For most of them, it seems, it's the only time of the year they even look at a horse, let alone back one. Perhaps it's the sniff of Melbourne summer that does it, because each year, thousands of Melburnians dress themselves in their finest and hop on the train for a day at races. But very few of them look as good by the end of the day, as Ben Knight reports.

 

[Sound of loudspeaker on train station]

 

BEN KNIGHT: Today was a public holiday in Melbourne, but it was rush hour this morning at Flinders St. station just the same.

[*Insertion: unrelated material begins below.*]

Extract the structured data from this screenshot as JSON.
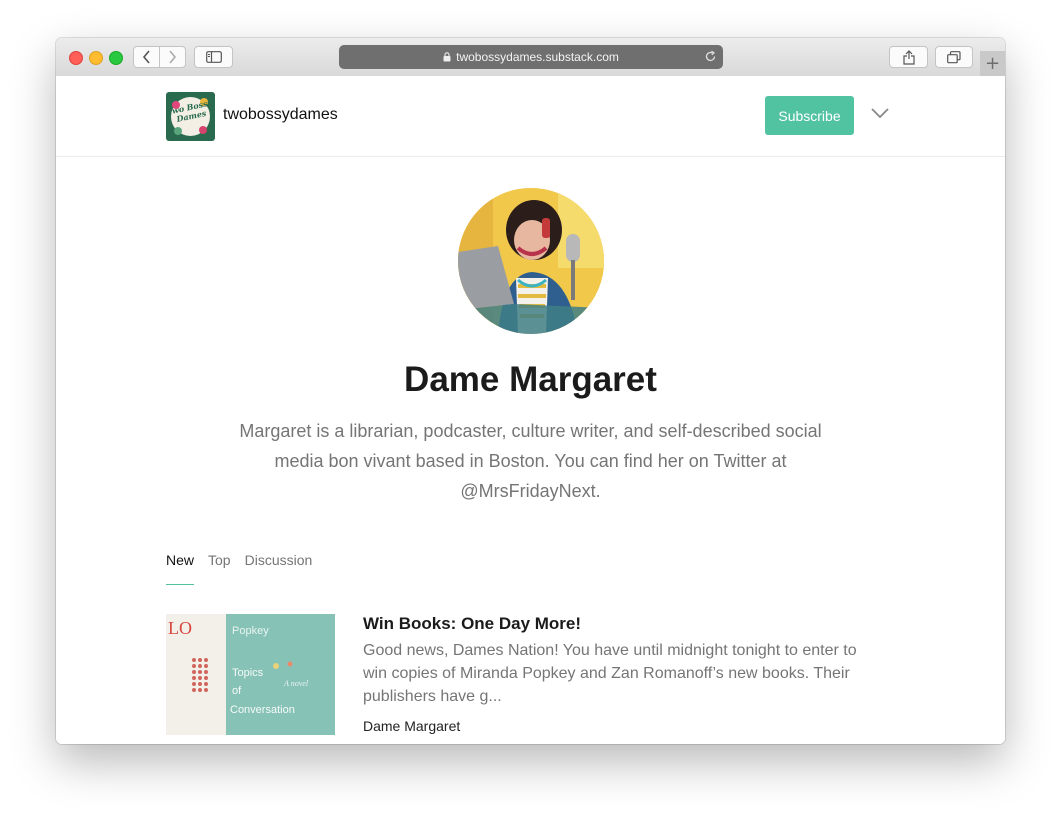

The crowds on platform 8 looked resplendent, gentlemen in hats and ladies in frocks, all smiling, all coherent.

 

You wonder just how long it would last. Well, not long as it turned out. On entering the course just after 10 o'clock, I saw one well-oiled racegoer lurch to the right and make an unscheduled visit to Flemington's rose bushes.

 

Cup day is party day, the race meeting for those who don't go to the races. But it's still an event, and they travel a long way to get here.

 

VOX POP: I live in the Western suburbs of Sydney, grew up going to the races with my mum, sort of fell in love with the horses. You can see I'm the right height to be a jockey, but I've got a bit too much around the waist [chuckles].

 

BEN KNIGHT: So this is your first Melbourne Cup?

 

VOX POP: Oh yeah. I'm really excited, yeah. Watching it at home every year, I've never worked a Melbourne Cup day, I don't intend to, but this year I went down here for it with the family. I'm really excited.

 

BEN KNIGHT: At least he looked the part, with a yellow rose in his lapel and a pair of binoculars in hand, but for some reason cup day has also become fancy dress day.

 

VOX POP: I saw Elvis - lots of Elvises, and lots of men in, well, very short skirts.

 

BEN KNIGHT: How does that grab you?

 

VOX POP: It certainly doesn't grab me. I'm sure it grabs a few people [laughs].

 

BEN KNIGHT: And for some reason there's a growing tradition for young men to dress identically, be it Hawaiian shirts, space suits or a slinky off the shoulder number.

 

VOX POP: Once you find an outfit that's going to win you the best dress at the Cup, why wouldn't your f riends jump on board?

 

BEN KNIGHT: It was hard to argue with him. In fact, it wasn't easy having a conversation with him. But of course, it's very different in the members' enclosure, where they still carry the race book and the form guide.

 

But on the rails, they're more likely to be carrying a drink in each hand, and no one seems to mind that much. Certainly not the Victoria Racing Club, who've actively targeted a younger crowd in recent years. Senator Robert Ray is one of those who believe it's changed the feel of cup day.

 

ROBERT RAY: For a lot of people, yeah, it's a sort of a social day, I'm sure, to catch up with people. But it's also changed in the nature over the years. It's not quite as pleasant, I don't think, now.

 

BEN KNIGHT: What's different?

 

ROBERT RAY: Too much grog.

 

MARK COLVIN: Senator Robert Ray, talking to Ben Knight there.